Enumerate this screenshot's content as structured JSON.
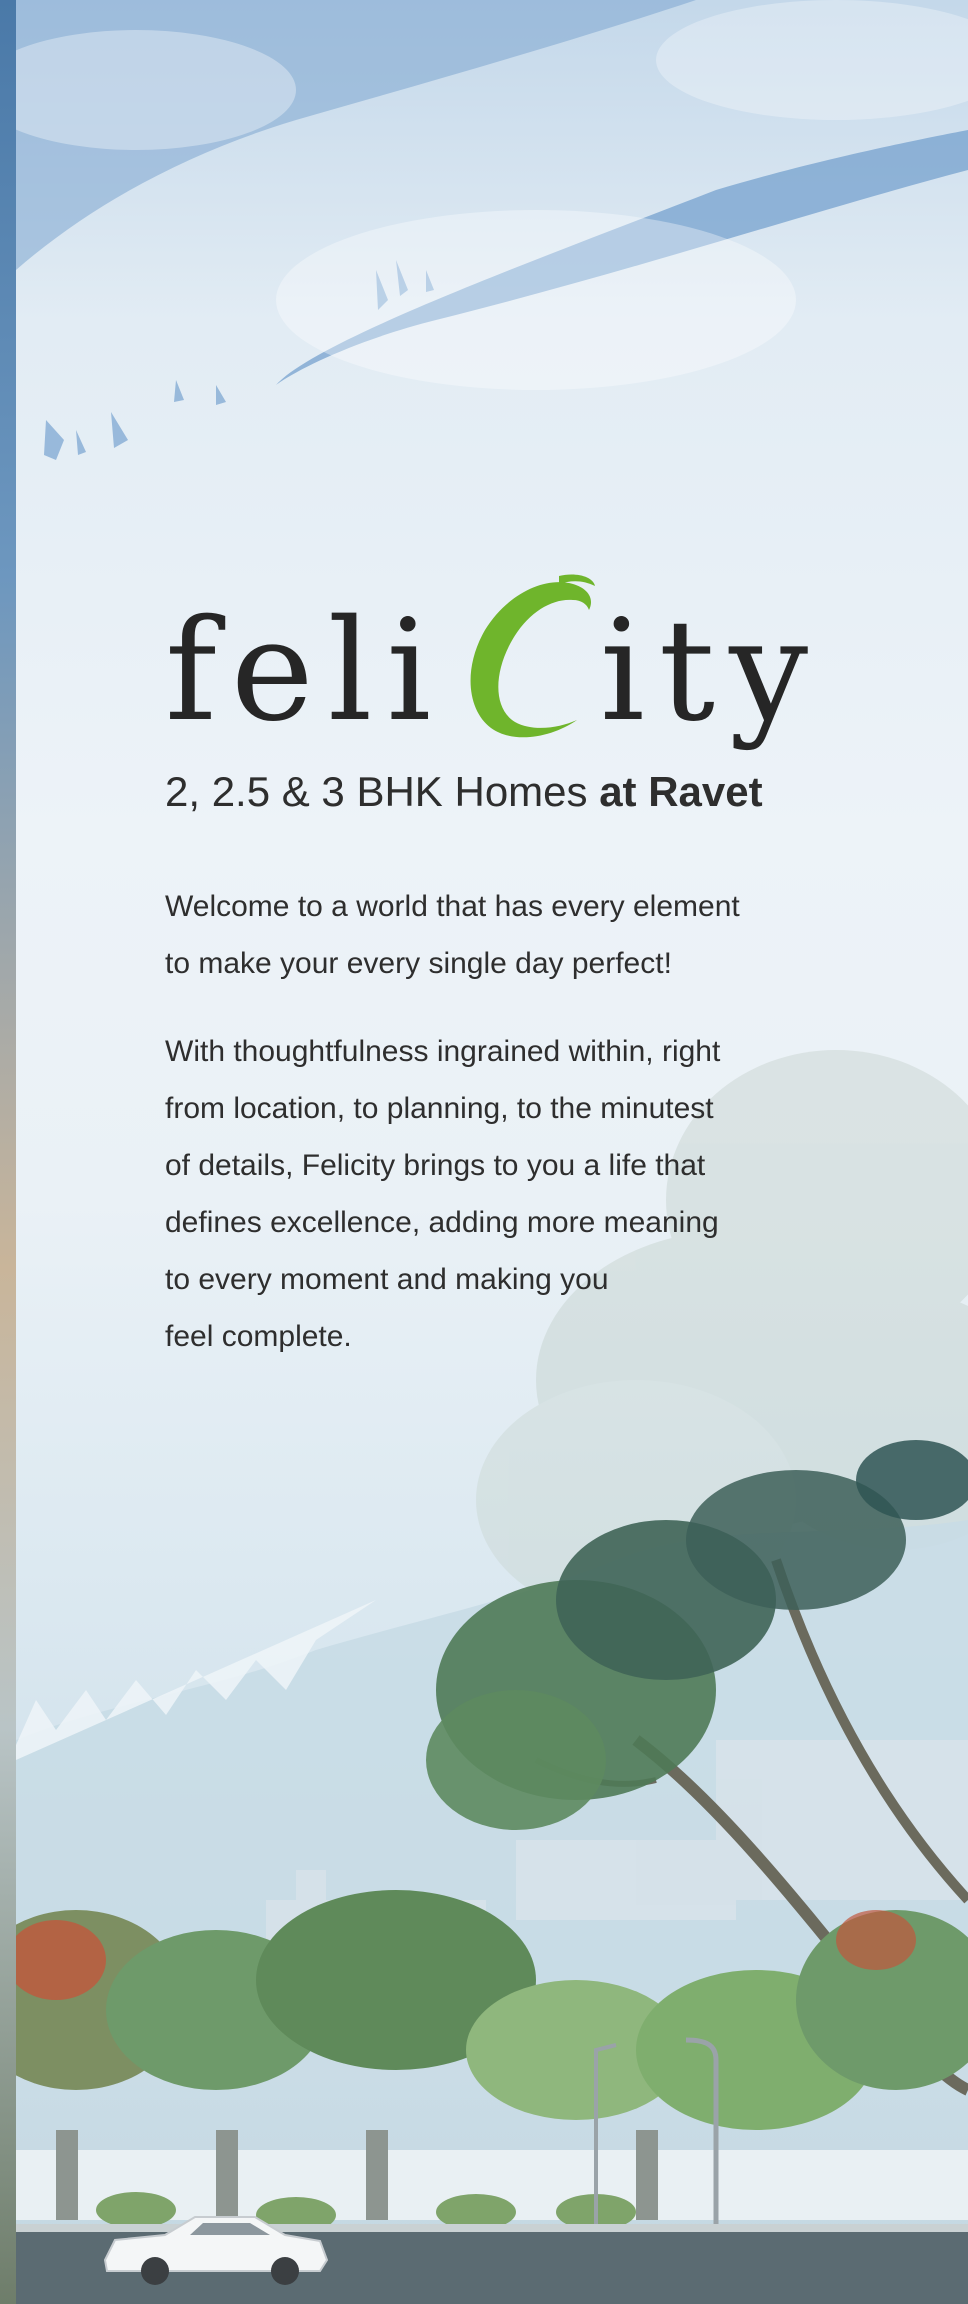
{
  "brand": {
    "logo_text": "feliCity",
    "logo_part1": "feli",
    "logo_part2": "ity",
    "logo_accent_color": "#6fb52c"
  },
  "hero": {
    "tagline_regular": "2, 2.5 & 3 BHK Homes ",
    "tagline_bold": "at Ravet"
  },
  "copy": {
    "paragraph1_line1": "Welcome to a world that has every element",
    "paragraph1_line2": "to make your every single day perfect!",
    "paragraph2_lines": [
      "With thoughtfulness ingrained within, right",
      "from location, to planning, to the minutest",
      "of details, Felicity brings to you a life that",
      "defines excellence, adding more meaning",
      "to every moment and making you",
      "feel complete."
    ]
  },
  "colors": {
    "text": "#2b2b2b",
    "sky": "#c4d8ea",
    "foliage": "#5f8a5a"
  }
}
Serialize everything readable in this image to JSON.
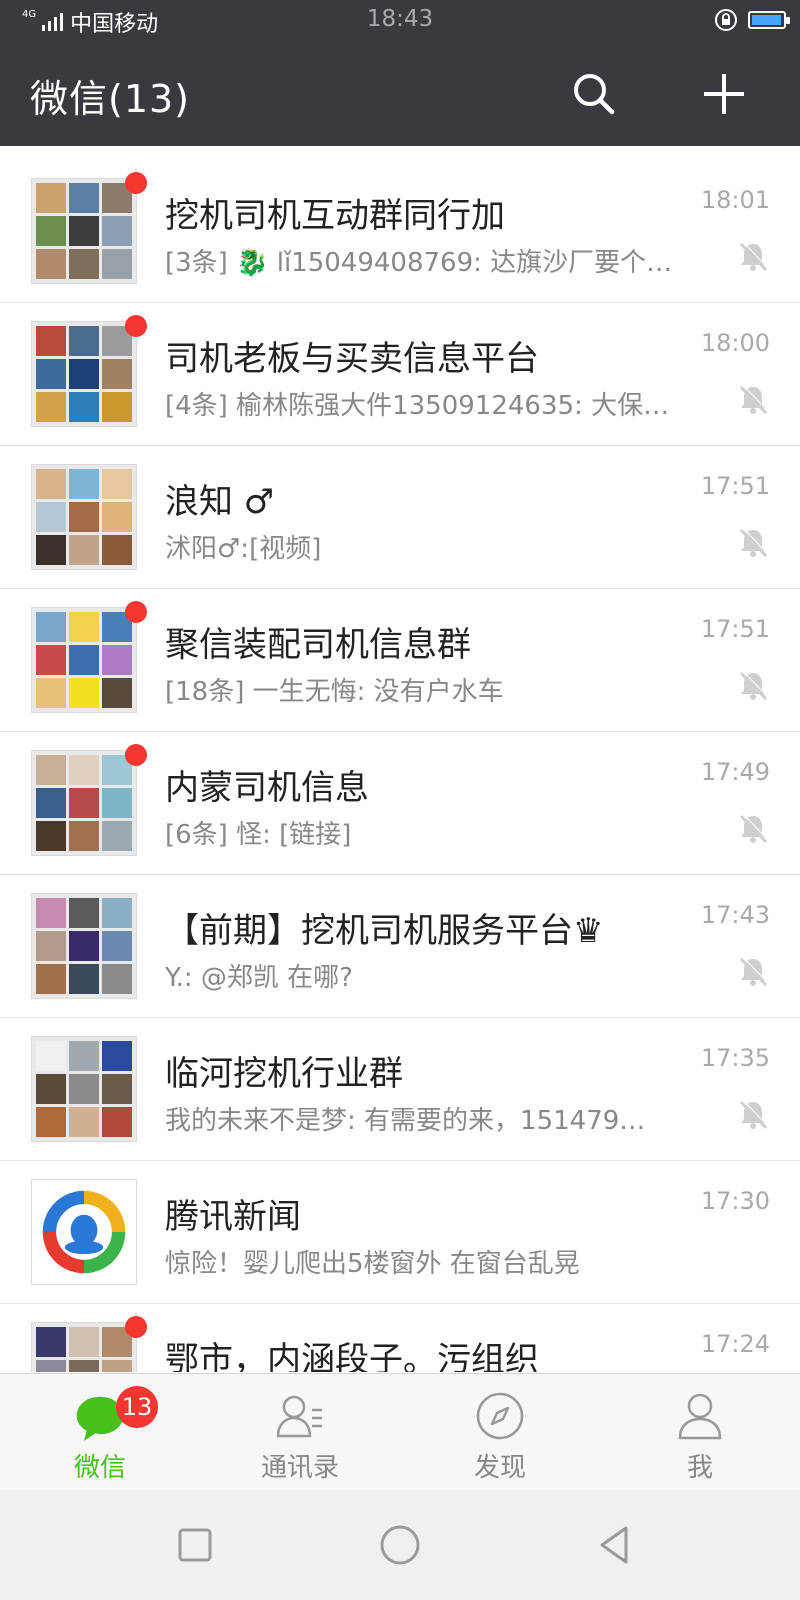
{
  "status_bar": {
    "network_tag": "4G",
    "carrier": "中国移动",
    "time": "18:43",
    "battery_color": "#4aa3ff",
    "battery_level": 0.95
  },
  "app_bar": {
    "title": "微信(13)",
    "icons": [
      "search-icon",
      "plus-icon"
    ]
  },
  "chats": [
    {
      "name": "挖机司机互动群同行加",
      "preview": "[3条] 🐉 lǐ15049408769: 达旗沙厂要个…",
      "time": "18:01",
      "unread_dot": true,
      "muted": true,
      "avatar_colors": [
        "#c9a36b",
        "#5c7fa5",
        "#8c7b6a",
        "#6b8f4e",
        "#3d3d3d",
        "#8aa0b4",
        "#b08a6a",
        "#7f6f5a",
        "#9aa0a8"
      ]
    },
    {
      "name": "司机老板与买卖信息平台",
      "preview": "[4条] 榆林陈强大件13509124635: 大保…",
      "time": "18:00",
      "unread_dot": true,
      "muted": true,
      "avatar_colors": [
        "#b84a3a",
        "#4a6c8f",
        "#9b9b9b",
        "#3f6b9a",
        "#1c3f75",
        "#a08060",
        "#d2a24a",
        "#2c7fb8",
        "#c79a2b"
      ]
    },
    {
      "name": "浪知 ♂",
      "preview": "沭阳♂:[视频]",
      "time": "17:51",
      "unread_dot": false,
      "muted": true,
      "avatar_colors": [
        "#d9b38c",
        "#7fb6d6",
        "#e8c6a0",
        "#b3c7d6",
        "#a36a4a",
        "#e0b27a",
        "#3b2f2a",
        "#c1a38a",
        "#8a5a3b"
      ]
    },
    {
      "name": "聚信装配司机信息群",
      "preview": "[18条] 一生无悔: 没有户水车",
      "time": "17:51",
      "unread_dot": true,
      "muted": true,
      "avatar_colors": [
        "#7aa7c7",
        "#f2d24a",
        "#4a7fb8",
        "#c84a4a",
        "#3d6fb0",
        "#b07ac8",
        "#e6c17a",
        "#f0e020",
        "#5a4a3a"
      ]
    },
    {
      "name": "内蒙司机信息",
      "preview": "[6条] 怪: [链接]",
      "time": "17:49",
      "unread_dot": true,
      "muted": true,
      "avatar_colors": [
        "#c7b09a",
        "#e0d0c0",
        "#9ec7d6",
        "#3a5f8f",
        "#b84a4a",
        "#7fb6c7",
        "#4a3a2a",
        "#a07050",
        "#9aa8b0"
      ]
    },
    {
      "name": "【前期】挖机司机服务平台♛",
      "preview": "Y.: @郑凯 在哪?",
      "time": "17:43",
      "unread_dot": false,
      "muted": true,
      "avatar_colors": [
        "#c78ab0",
        "#5a5a5a",
        "#8ab0c7",
        "#b09a8a",
        "#3a2a6a",
        "#6a8ab0",
        "#a0704a",
        "#3a4a5a",
        "#8a8a8a"
      ]
    },
    {
      "name": "临河挖机行业群",
      "preview": "我的未来不是梦: 有需要的来，151479…",
      "time": "17:35",
      "unread_dot": false,
      "muted": true,
      "avatar_colors": [
        "#f0f0f0",
        "#a0a8b0",
        "#2a4aa0",
        "#5a4a3a",
        "#8a8a8a",
        "#6a5a4a",
        "#b06a3a",
        "#d0b090",
        "#b04a3a"
      ]
    },
    {
      "name": "腾讯新闻",
      "preview": "惊险！婴儿爬出5楼窗外 在窗台乱晃",
      "time": "17:30",
      "unread_dot": false,
      "muted": false,
      "avatar_type": "logo"
    },
    {
      "name": "鄂市，内涵段子。污组织",
      "preview": "",
      "time": "17:24",
      "unread_dot": true,
      "muted": false,
      "avatar_colors": [
        "#3a3a6a",
        "#d0c0b0",
        "#b08a6a",
        "#8a8a9a",
        "#7a6a5a",
        "#c0a080",
        "#5a6a7a",
        "#a0a0a0",
        "#6a5a4a"
      ]
    }
  ],
  "tabs": [
    {
      "label": "微信",
      "icon": "chat-bubble-icon",
      "active": true,
      "badge": "13"
    },
    {
      "label": "通讯录",
      "icon": "contacts-icon",
      "active": false
    },
    {
      "label": "发现",
      "icon": "compass-icon",
      "active": false
    },
    {
      "label": "我",
      "icon": "person-icon",
      "active": false
    }
  ],
  "colors": {
    "header_bg": "#393a3f",
    "accent_green": "#46c01b",
    "badge_red": "#f43530"
  }
}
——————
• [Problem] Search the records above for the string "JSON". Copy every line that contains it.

• [Solution for this task]
Enumerate this screenshot's content as structured JSON.
Serialize everything readable in this image to JSON.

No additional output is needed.